Collected data entries
::::::::
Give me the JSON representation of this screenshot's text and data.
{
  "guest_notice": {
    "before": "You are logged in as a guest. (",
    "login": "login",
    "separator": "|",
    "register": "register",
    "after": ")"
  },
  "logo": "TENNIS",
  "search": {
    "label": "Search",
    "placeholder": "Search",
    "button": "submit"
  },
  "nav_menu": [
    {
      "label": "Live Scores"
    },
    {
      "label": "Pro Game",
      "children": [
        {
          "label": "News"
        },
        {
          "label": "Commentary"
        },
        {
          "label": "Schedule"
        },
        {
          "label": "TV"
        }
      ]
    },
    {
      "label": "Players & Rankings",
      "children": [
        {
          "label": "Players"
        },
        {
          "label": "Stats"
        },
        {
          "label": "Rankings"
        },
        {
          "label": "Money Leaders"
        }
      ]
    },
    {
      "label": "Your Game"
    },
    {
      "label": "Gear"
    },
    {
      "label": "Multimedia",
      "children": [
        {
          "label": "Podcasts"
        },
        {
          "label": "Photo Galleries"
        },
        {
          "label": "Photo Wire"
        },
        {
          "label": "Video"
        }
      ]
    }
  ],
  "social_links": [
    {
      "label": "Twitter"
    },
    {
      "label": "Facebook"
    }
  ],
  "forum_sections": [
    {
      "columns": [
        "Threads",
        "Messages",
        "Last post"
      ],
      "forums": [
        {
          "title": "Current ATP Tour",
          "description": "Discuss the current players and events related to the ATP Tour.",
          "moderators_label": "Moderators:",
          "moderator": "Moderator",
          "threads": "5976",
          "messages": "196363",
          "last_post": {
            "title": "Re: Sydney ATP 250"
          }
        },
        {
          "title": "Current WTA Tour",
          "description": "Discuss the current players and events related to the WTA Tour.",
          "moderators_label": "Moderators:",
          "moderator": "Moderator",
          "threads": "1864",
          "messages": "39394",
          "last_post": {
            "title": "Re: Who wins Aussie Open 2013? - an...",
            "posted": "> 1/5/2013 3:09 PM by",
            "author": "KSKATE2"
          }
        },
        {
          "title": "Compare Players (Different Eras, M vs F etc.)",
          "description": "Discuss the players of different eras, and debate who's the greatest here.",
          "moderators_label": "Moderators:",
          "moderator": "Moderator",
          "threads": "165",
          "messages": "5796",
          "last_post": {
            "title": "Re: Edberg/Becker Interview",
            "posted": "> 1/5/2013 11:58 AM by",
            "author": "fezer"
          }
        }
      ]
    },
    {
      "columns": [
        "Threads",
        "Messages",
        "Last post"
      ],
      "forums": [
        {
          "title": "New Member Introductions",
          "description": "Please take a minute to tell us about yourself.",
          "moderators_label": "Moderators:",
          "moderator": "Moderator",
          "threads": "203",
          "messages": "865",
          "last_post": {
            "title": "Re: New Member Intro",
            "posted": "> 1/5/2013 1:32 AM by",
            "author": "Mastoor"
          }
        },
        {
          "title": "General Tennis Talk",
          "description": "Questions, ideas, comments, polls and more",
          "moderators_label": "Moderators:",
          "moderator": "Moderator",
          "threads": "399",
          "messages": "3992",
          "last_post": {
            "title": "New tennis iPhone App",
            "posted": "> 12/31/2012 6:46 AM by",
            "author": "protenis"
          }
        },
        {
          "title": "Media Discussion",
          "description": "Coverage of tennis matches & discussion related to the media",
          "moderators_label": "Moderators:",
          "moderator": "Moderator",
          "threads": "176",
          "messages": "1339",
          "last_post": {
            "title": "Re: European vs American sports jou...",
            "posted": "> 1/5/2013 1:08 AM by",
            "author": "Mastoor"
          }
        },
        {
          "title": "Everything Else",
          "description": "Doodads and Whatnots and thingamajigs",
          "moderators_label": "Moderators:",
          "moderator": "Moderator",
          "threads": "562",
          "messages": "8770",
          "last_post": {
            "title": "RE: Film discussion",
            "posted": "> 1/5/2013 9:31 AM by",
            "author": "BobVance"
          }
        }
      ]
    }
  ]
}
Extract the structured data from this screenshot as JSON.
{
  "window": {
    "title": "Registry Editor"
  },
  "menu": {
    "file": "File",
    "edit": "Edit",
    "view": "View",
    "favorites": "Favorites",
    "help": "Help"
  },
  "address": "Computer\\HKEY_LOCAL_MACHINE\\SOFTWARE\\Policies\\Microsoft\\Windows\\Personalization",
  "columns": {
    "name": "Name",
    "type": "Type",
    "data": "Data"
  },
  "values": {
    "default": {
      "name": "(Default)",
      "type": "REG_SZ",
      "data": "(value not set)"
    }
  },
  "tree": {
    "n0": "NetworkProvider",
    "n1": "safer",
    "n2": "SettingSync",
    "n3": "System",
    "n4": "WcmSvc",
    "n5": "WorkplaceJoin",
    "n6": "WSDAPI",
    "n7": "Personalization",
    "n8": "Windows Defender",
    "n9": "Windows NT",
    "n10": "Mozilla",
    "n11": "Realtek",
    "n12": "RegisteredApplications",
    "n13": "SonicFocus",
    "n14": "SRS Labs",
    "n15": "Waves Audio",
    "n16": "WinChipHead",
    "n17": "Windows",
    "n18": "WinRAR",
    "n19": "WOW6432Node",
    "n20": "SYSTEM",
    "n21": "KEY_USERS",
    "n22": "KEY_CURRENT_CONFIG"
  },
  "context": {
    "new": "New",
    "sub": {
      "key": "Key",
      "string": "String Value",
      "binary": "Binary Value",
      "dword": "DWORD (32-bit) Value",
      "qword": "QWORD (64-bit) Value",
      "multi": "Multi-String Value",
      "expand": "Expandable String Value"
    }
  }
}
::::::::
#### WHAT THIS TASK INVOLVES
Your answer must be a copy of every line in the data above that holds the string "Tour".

#### YOUR RESPONSE
          "title": "Current ATP Tour",
          "description": "Discuss the current players and events related to the ATP Tour.",
          "title": "Current WTA Tour",
          "description": "Discuss the current players and events related to the WTA Tour.",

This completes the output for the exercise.